The task: Every record must be copied exactly. Leave nothing out.

######

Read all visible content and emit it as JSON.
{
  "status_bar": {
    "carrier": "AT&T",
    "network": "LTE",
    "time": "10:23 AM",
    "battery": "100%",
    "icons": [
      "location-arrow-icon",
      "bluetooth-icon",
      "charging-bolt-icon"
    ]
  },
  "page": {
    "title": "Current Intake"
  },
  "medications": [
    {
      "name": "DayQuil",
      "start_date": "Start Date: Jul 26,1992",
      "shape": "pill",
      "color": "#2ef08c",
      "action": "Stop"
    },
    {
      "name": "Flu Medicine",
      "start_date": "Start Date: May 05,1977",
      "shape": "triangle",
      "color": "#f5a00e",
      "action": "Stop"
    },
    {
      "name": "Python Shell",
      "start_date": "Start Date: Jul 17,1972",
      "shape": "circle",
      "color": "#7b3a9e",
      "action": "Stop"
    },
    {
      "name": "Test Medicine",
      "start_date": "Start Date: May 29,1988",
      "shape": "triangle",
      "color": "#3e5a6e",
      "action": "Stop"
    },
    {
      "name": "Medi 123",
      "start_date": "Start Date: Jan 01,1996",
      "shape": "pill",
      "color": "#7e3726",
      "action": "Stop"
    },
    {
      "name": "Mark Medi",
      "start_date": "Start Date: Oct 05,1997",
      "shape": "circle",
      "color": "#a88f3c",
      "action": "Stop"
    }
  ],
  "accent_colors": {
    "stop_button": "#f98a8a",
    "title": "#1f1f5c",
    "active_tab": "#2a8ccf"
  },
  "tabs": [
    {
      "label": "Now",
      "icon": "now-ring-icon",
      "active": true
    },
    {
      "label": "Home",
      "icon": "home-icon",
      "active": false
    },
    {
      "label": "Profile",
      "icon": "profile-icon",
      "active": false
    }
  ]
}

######

Output for this exercise:
Read all visible content and emit it as JSON.
{
  "status_bar": {
    "carrier": "AT&T",
    "network": "LTE",
    "time": "10:23 AM",
    "battery": "100%",
    "icons": [
      "location-arrow-icon",
      "bluetooth-icon",
      "charging-bolt-icon"
    ]
  },
  "page": {
    "title": "Current Intake"
  },
  "medications": [
    {
      "name": "DayQuil",
      "start_date": "Start Date: Jul 26,1992",
      "shape": "pill",
      "color": "#2ef08c",
      "action": "Stop"
    },
    {
      "name": "Flu Medicine",
      "start_date": "Start Date: May 05,1977",
      "shape": "triangle",
      "color": "#f5a00e",
      "action": "Stop"
    },
    {
      "name": "Python Shell",
      "start_date": "Start Date: Jul 17,1972",
      "shape": "circle",
      "color": "#7b3a9e",
      "action": "Stop"
    },
    {
      "name": "Test Medicine",
      "start_date": "Start Date: May 29,1988",
      "shape": "triangle",
      "color": "#3e5a6e",
      "action": "Stop"
    },
    {
      "name": "Medi 123",
      "start_date": "Start Date: Jan 01,1996",
      "shape": "pill",
      "color": "#7e3726",
      "action": "Stop"
    },
    {
      "name": "Mark Medi",
      "start_date": "Start Date: Oct 05,1997",
      "shape": "circle",
      "color": "#a88f3c",
      "action": "Stop"
    }
  ],
  "accent_colors": {
    "stop_button": "#f98a8a",
    "title": "#1f1f5c",
    "active_tab": "#2a8ccf"
  },
  "tabs": [
    {
      "label": "Now",
      "icon": "now-ring-icon",
      "active": true
    },
    {
      "label": "Home",
      "icon": "home-icon",
      "active": false
    },
    {
      "label": "Profile",
      "icon": "profile-icon",
      "active": false
    }
  ]
}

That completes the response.